You have to take the equation as a whole and you can't split it up into different sections. That is what I was trying to figure out.

First obvious thing is x^2. It means we're going to have an X on the same side of both equations. (x...something)(x...something)

Then we look at the signs in the equation above. + and +. The ONLY way we're going to see this is if both equations have + operators in them. (x + something)(x + something)

Now we look at the 2 in the

All that's left at this point is to sort out how we can get +21. The possible factors here are (1 and 21) and (3 and 7). Since we know we're only adding, we can't add anything more to 21 to get a sum of 17, so we can discard it as a possible solution, which means 3 and 7 have to be the factors.
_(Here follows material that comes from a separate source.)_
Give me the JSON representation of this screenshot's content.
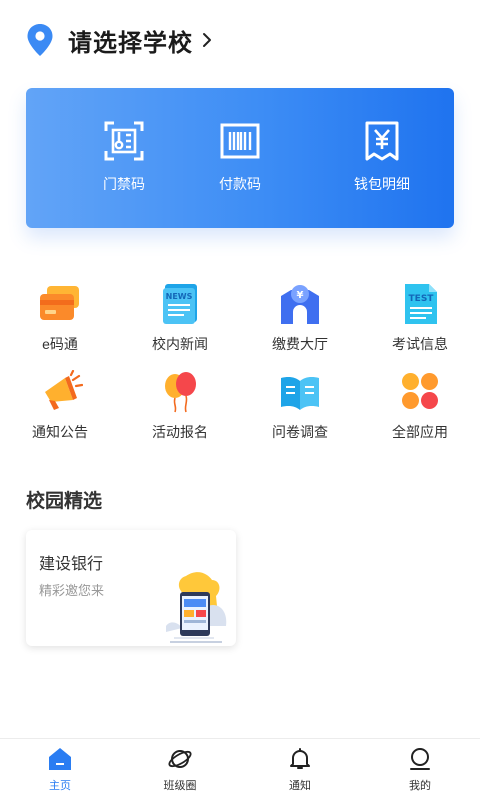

We just need to try and place them with the 2 and 1 so that they add up to 17.

(2x + 7)(x + 3).. if we just mentally plug them in like this, we can quickly see that 6x + 7x isn't going to give us 17x... All we have to do is swap them and then try again.

(2x + 3)(x + 7).. 14x + 3x = 17x...

PING! We've deduced the solution with just a little logical thinking and very little hard math-stuff needed at all.

Just break it down step by step and you can often find the solution to these type problems in your head, without even needing a piece of paper to scribble notes down on. (Not that your teacher will approve of you just writing the answer, if you calculate it mentally, as that makes it hard to complete the "show your work" requirement.)